─── Available records ───

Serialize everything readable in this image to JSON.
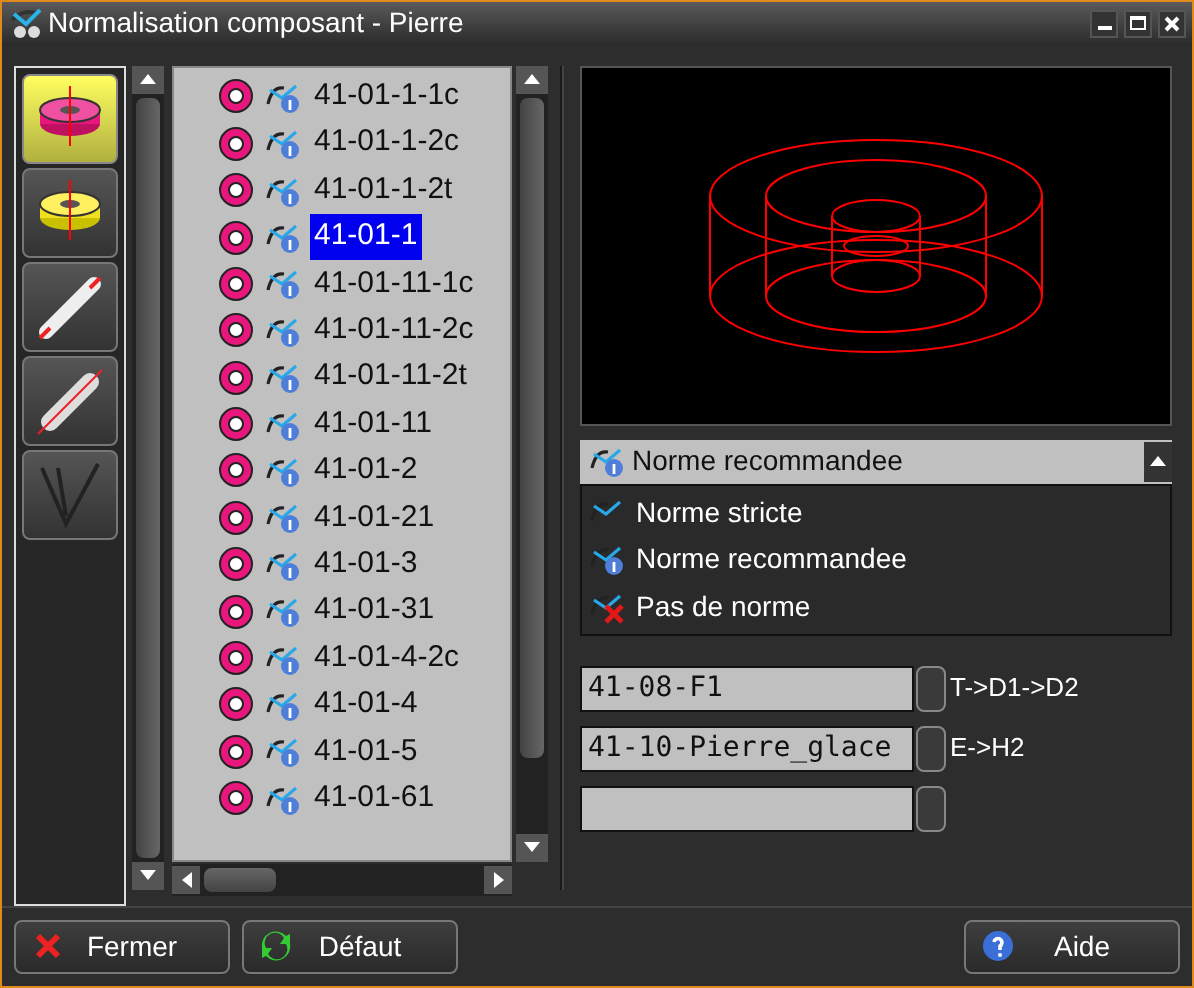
{
  "window": {
    "title": "Normalisation composant - Pierre"
  },
  "tools": [
    {
      "kind": "pink-ring",
      "selected": true
    },
    {
      "kind": "yellow-ring",
      "selected": false
    },
    {
      "kind": "pin",
      "selected": false
    },
    {
      "kind": "rod",
      "selected": false
    },
    {
      "kind": "pliers",
      "selected": false
    }
  ],
  "items": [
    {
      "label": "41-01-1-1c",
      "selected": false
    },
    {
      "label": "41-01-1-2c",
      "selected": false
    },
    {
      "label": "41-01-1-2t",
      "selected": false
    },
    {
      "label": "41-01-1",
      "selected": true
    },
    {
      "label": "41-01-11-1c",
      "selected": false
    },
    {
      "label": "41-01-11-2c",
      "selected": false
    },
    {
      "label": "41-01-11-2t",
      "selected": false
    },
    {
      "label": "41-01-11",
      "selected": false
    },
    {
      "label": "41-01-2",
      "selected": false
    },
    {
      "label": "41-01-21",
      "selected": false
    },
    {
      "label": "41-01-3",
      "selected": false
    },
    {
      "label": "41-01-31",
      "selected": false
    },
    {
      "label": "41-01-4-2c",
      "selected": false
    },
    {
      "label": "41-01-4",
      "selected": false
    },
    {
      "label": "41-01-5",
      "selected": false
    },
    {
      "label": "41-01-61",
      "selected": false
    }
  ],
  "norm_combo": {
    "value": "Norme recommandee",
    "kind": "recommended",
    "expanded": true,
    "options": [
      {
        "label": "Norme stricte",
        "kind": "strict"
      },
      {
        "label": "Norme recommandee",
        "kind": "recommended"
      },
      {
        "label": "Pas de norme",
        "kind": "none"
      }
    ]
  },
  "fields": [
    {
      "kind": "filled",
      "value": "41-08-F1",
      "label": "T->D1->D2"
    },
    {
      "kind": "filled",
      "value": "41-10-Pierre_glace",
      "label": "E->H2"
    },
    {
      "kind": "blank"
    }
  ],
  "buttons": [
    {
      "label": "Fermer",
      "kind": "close"
    },
    {
      "label": "Défaut",
      "kind": "default"
    },
    {
      "label": "Aide",
      "kind": "help"
    }
  ]
}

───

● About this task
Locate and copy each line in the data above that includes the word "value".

● Output below
    "value": "Norme recommandee",
      "value": "41-08-F1",
      "value": "41-10-Pierre_glace",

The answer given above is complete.